Until recently, cognitive science virtually ignored the fact that most people of the world are bilingual. During the past ten years this situation has changed markedly. There is now an appreciation that learning and using more than one language is the more natural circumstance of cognition. As a result, there is a wealth of new research on second-language learning and bilingualism that provides not only crucial evidence for the universality of cognitive principles, but also an important tool for revealing constraints within the cognitive architecture. In this volume, Judith Kroll and Annette de Groot have brought together the scientists at the forefront of research on second-language learning and bilingualism to present chapters that, rather than focusing simply on their own research, provide the first comprehensive overviews of this emerging field. Bilingualism provides a lens through which each of the central questions about language and cognition can be viewed.

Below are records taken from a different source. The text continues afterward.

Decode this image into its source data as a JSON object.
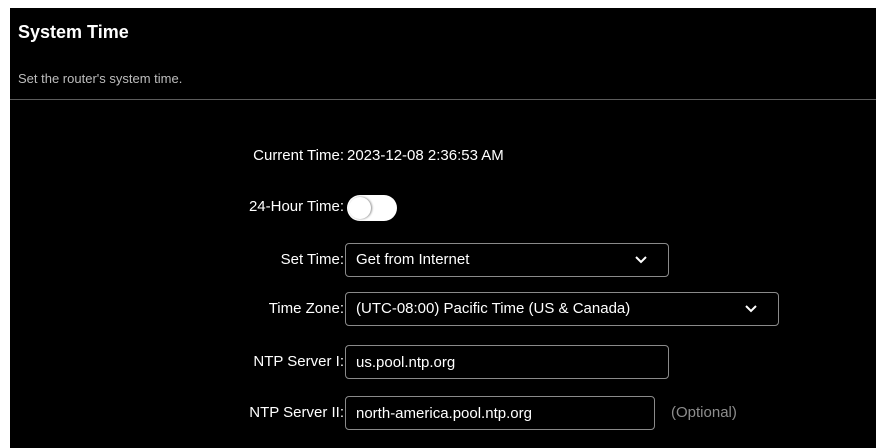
{
  "header": {
    "title": "System Time",
    "subtitle": "Set the router's system time."
  },
  "form": {
    "current_time": {
      "label": "Current Time:",
      "value": "2023-12-08 2:36:53 AM"
    },
    "hour24": {
      "label": "24-Hour Time:",
      "enabled": false
    },
    "set_time": {
      "label": "Set Time:",
      "value": "Get from Internet"
    },
    "time_zone": {
      "label": "Time Zone:",
      "value": "(UTC-08:00) Pacific Time (US & Canada)"
    },
    "ntp1": {
      "label": "NTP Server I:",
      "value": "us.pool.ntp.org"
    },
    "ntp2": {
      "label": "NTP Server II:",
      "value": "north-america.pool.ntp.org",
      "hint": "(Optional)"
    }
  },
  "colors": {
    "background": "#000000",
    "text": "#ffffff",
    "muted": "#8d8d8d",
    "border": "#8a8a8a"
  },
  "icons": {
    "dropdown": "chevron-down-icon"
  }
}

The five sections of this book focus on different facets of those questions: How is language acquired when infants are exposed to multiple-language input from birth, and how is it acquired when adults are required to learn a second language after early childhood? How do adult bilinguals comprehend and produce words and sentences when their two languages are potentially always active and in competition with one another? What are the neural mechanisms that underlie proficient bilingualism? What are the general consequences of bilingualism for cognition and for language and thought? This handbook will be essential reading for cognitive psychologists, linguists, applied linguists, and educators who wish to better understand the cognitive basis of bilingualism and the logic of experimental and formal approaches to language science.